As a result, appropriate testing to establish the absence of a grain allergy should take place before any grain-free recipes are included into their meal bowl.

Cats may be allergic to a variety of additional substances in cat food, including maize, wheat, soy, dairy, eggs, and artificial additives.

Once the cause of the illness is identified, veterinarians may propose dietary adjustments to counteract it.

What Are the Symptoms of Cat Allergies?

While each cat’s symptoms may differ, common allergy symptoms include:

  • Skin yeast infections that reoccur
  • Ear infections that reoccur
  • Scratching that is excessive or strong
  • coughing, sneezing, or hacking
  • Diarrhea
  • Vomiting
  • Bloating

Only your veterinarian can tell you if your cat has allergies. They will very certainly explore for triggers via blood testing, examination, or dietary trials.

Why Is Diet Important?

Some hair loss causes have nothing to do with their diet. However, several ingredients in their cat food frequently cause gastric issues.

Weeding out each item in food trials will help you discover the issue so you can create a formula to calm your cat.


Smalls Smooth Bird recipe, above all, uses human-grade components that are delicately cooked and shredded into a smooth texture.
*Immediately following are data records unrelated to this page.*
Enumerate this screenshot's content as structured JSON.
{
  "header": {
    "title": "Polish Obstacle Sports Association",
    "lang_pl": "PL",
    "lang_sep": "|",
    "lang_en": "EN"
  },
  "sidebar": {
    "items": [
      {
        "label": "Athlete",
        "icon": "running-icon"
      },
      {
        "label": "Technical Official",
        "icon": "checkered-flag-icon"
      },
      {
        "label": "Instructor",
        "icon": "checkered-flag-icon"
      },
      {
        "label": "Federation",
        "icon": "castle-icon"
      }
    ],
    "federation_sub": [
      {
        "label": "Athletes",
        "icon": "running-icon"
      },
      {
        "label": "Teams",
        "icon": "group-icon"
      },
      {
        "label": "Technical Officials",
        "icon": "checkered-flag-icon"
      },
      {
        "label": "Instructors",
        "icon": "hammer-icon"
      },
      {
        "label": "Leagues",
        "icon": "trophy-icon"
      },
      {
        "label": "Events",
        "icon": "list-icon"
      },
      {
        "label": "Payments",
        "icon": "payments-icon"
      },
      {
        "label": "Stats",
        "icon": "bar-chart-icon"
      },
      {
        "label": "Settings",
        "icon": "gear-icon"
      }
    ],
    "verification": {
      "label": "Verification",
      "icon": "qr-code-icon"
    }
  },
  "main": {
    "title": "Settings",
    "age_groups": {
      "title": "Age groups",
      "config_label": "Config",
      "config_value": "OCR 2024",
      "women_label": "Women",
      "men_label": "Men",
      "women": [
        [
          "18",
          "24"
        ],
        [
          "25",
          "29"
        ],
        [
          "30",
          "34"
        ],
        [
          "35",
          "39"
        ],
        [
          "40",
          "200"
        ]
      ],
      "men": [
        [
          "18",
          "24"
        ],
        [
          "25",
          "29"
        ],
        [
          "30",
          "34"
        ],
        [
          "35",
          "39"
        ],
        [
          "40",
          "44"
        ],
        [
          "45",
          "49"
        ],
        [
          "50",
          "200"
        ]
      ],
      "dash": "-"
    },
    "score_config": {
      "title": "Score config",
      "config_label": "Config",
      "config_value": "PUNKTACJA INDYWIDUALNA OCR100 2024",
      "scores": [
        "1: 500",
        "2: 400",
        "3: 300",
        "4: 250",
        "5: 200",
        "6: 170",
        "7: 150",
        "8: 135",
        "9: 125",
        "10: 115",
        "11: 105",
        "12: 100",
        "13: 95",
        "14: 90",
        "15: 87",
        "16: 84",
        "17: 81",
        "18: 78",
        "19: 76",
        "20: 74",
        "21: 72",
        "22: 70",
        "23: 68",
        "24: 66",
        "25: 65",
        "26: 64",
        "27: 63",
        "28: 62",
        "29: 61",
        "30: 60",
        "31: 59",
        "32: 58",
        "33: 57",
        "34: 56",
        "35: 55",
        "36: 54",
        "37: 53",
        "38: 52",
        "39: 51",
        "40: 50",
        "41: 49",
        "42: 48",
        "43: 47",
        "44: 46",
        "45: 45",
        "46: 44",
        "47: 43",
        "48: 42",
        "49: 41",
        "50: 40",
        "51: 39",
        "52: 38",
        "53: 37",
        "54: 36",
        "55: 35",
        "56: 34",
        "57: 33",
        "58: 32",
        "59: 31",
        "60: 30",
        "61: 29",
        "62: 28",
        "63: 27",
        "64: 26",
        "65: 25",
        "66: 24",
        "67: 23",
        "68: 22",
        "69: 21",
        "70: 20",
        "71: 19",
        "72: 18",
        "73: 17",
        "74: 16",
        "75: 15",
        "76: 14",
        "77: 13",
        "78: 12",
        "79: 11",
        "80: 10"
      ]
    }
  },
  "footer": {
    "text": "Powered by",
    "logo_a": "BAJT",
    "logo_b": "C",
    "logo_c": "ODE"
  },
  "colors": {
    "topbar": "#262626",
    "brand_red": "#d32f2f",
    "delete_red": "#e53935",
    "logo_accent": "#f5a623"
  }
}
This food begins with chicken thigh, chicken breast, and chicken liver and is the finest cat food for shedding and hair loss in general.

Consider Purina ONE +PLUS Hairball Formula Adult Dry Cat Food if you want to save money. It is inexpensive, easily digestible, and high in fiber, which helps to minimize hairballs in the gastrointestinal tract.

This formula may not be suitable for every case, but it is worth considering if excessive grooming is an issue.

BestForPets (bestforpets.org) hopes these reviews of the best cat foods for shedding & hair loss assisted you in making an informed purchase!

Author Image

Dr. Deborah Fletcher

Deborah R. Fletcher, DVM, is a skilled veterinarian with more than 15 years of experience dealing with companion and exotic animals. She has experience caring for a variety of animals, including household cats and dogs, reptiles, birds of prey, and even primates. Dr. Fletcher is a valuable part of the BestForPets team, where she contributes to their aim of providing pets and their owners with the finest possible treatment and services.

Veterinarian (DVM) Dr. Deborah Fletcher


Rated 0 out of 5
0 out of 5 stars (based on 0 reviews)
Very good0%

There are no reviews yet. Be the first one to write one.

Related articles